CDC strongly recommends a booster dose at age 16 because protection wanes in most teens within five years after the primary vaccination. By vaccinating fewer than 1 in 3 eligible teens, we are leaving millions of young adults without the protection they need against potentially deadly and crippling meningococcal disease. Meningococcal meningitis has a 10–15% fatality rate and cases have occurred in which an otherwise healthy young person contracts the illness, becomes severely sick, and dies in as few as 24 hours after the first symptoms appear.
The “Dear Colleague” letter includes a statement from Anne Schuchat, MD, principal deputy director of CDC, who notes, “A clinician’s endorsement of immunization has long been recognized as a key factor in improving immunization rates.”
To help health care professionals in their efforts to recommend meningococcal meningitis vaccine and improve immunization rates, IAC has developed several resources that are available on its website at www.immunize.org/meningococcal. In addition, health care professionals can visit www.Give2MCV4.org to download free educational materials and tools, including fact sheets, talking points, an overview of adolescent immunization recommendations, Q&As, and other useful resources.
The joint “Dear Colleague” letter serves as a rallying cry for all health care providers to assure your adolescent patients are adequately protected. Remember—You’re not done if you give just one! Give 2 doses to strengthen protection.
“Dear Colleague” letter
- “Dear Colleague” letter supporting improved rates for second dose of MCV4 vaccine
- Press Release announcing publication of “Dear Colleague” letter (November 11, 2015)
Meningococcal resources from Give2MCV4 project
- www.give2mcv4.org website
- MCV4: You’re Not Done If You Give Just One; Give 2 Doses to Strengthen Protection—Fact sheet and call to action
- Recommending MCV4: What to Say and How to Say It
- Vaccinate Adolescents: Think 1–2–3—Overview of adolescent immunization recommendations, including Tdap, MCV4, HPV, and annual influenza vaccines
- Top 10 Ways to Improve Adolescent Immunization Rates

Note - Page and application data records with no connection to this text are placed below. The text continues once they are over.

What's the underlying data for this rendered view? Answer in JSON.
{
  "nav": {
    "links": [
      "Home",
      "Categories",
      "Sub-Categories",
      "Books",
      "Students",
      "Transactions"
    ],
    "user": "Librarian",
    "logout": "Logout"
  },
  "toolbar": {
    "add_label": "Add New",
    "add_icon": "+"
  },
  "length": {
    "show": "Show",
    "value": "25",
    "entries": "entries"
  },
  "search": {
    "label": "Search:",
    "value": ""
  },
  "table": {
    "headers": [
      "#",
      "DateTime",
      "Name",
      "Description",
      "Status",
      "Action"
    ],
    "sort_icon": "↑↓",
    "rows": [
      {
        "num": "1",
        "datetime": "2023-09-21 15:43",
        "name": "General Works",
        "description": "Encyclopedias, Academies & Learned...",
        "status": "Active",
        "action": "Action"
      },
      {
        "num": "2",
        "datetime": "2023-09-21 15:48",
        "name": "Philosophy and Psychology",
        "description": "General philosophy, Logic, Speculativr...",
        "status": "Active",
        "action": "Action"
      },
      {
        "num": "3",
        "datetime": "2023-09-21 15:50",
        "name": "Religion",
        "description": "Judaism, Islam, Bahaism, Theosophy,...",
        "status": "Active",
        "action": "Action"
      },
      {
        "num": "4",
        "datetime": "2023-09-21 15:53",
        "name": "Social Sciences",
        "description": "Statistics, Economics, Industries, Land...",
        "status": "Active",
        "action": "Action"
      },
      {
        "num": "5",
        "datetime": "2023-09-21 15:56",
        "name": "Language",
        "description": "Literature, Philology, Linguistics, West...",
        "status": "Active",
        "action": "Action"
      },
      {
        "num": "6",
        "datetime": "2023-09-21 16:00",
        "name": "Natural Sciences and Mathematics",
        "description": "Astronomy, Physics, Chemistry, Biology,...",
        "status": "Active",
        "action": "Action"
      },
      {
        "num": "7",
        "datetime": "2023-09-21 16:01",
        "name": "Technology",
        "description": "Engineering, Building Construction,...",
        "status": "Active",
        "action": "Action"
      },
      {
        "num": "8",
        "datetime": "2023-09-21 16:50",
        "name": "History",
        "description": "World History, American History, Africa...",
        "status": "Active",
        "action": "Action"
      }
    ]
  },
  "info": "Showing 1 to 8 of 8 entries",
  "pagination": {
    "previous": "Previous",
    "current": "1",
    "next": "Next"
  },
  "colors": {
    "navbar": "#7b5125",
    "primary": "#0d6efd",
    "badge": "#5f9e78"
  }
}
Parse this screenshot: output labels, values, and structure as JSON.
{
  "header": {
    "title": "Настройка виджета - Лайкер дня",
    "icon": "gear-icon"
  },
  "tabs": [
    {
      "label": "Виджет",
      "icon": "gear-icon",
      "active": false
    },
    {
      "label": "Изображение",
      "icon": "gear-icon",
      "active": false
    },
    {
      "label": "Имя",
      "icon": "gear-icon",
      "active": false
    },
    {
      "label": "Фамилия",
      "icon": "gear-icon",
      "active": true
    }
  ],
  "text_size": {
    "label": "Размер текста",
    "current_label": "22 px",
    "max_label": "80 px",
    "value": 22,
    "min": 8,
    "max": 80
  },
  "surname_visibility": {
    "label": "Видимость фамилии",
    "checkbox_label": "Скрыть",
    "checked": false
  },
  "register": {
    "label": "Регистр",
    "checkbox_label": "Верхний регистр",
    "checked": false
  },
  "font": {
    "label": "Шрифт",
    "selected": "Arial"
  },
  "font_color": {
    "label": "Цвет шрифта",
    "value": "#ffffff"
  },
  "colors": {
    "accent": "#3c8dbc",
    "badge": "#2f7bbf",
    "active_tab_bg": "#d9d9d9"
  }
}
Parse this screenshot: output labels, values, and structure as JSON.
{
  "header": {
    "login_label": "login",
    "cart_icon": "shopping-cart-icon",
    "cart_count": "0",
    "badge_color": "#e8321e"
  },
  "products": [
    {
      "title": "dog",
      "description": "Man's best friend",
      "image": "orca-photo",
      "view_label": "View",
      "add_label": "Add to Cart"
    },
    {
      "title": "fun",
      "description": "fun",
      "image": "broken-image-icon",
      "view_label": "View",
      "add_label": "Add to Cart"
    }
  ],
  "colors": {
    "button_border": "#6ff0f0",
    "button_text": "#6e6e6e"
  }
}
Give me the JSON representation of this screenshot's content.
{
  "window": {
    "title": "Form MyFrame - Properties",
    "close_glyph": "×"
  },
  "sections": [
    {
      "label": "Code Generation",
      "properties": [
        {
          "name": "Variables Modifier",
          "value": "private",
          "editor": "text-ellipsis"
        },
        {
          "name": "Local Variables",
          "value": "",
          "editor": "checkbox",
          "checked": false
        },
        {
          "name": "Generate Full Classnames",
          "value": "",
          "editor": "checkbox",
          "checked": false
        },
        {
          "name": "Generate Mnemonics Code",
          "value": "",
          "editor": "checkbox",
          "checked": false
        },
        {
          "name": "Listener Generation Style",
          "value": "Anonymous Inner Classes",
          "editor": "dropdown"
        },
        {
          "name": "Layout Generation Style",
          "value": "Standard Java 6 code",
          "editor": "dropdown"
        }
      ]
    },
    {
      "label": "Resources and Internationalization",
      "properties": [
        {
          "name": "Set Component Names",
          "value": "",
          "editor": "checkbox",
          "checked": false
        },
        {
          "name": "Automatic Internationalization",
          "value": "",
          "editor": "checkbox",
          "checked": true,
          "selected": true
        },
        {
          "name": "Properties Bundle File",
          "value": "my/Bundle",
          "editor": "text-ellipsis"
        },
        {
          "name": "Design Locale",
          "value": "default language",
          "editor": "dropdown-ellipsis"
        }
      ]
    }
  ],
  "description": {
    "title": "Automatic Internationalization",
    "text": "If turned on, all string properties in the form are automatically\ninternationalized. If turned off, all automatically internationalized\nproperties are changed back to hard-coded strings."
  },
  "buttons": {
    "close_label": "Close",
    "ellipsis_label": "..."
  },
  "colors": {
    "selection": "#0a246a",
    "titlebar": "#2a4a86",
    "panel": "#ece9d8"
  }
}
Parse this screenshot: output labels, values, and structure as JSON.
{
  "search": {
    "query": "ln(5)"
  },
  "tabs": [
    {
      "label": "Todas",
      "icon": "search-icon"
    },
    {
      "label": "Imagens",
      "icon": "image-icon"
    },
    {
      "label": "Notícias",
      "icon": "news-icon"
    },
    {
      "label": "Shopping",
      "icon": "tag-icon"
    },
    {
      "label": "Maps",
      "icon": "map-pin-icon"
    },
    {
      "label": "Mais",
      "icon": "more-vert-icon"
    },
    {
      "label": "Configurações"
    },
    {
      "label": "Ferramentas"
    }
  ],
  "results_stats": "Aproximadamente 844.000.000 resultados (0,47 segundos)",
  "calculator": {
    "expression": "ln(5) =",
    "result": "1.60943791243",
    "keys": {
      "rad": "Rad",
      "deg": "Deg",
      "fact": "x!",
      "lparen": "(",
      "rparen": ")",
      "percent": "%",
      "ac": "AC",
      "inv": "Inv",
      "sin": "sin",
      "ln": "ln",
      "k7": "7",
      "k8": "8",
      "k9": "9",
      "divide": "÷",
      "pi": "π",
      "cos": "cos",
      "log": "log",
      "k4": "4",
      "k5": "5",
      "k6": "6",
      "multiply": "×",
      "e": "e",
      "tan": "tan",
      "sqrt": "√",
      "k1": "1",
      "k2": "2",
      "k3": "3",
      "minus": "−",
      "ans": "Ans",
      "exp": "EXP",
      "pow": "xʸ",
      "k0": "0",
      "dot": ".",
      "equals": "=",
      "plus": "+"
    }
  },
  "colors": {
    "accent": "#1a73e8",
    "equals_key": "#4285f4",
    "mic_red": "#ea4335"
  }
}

Meningococcal Resources from IAC
- Meningococcal Disease—Collection of resources for teen patients and their parents, including websites, brochures, personal stories, videos, photos, and more
- Meningococcal: Questions and Answers—Information about the Disease and Vaccines
Meningococcal Resources from CDC
- Meningococcal Vaccine for Preteens and Teens—FAQs about meningococcal vaccination (for patients and their parents)
- National, Regional, State, and Selected Local Area Vaccination Coverage Among Adolescents Aged 13–17 Years—United States, 2014—2014 NIS-Teen data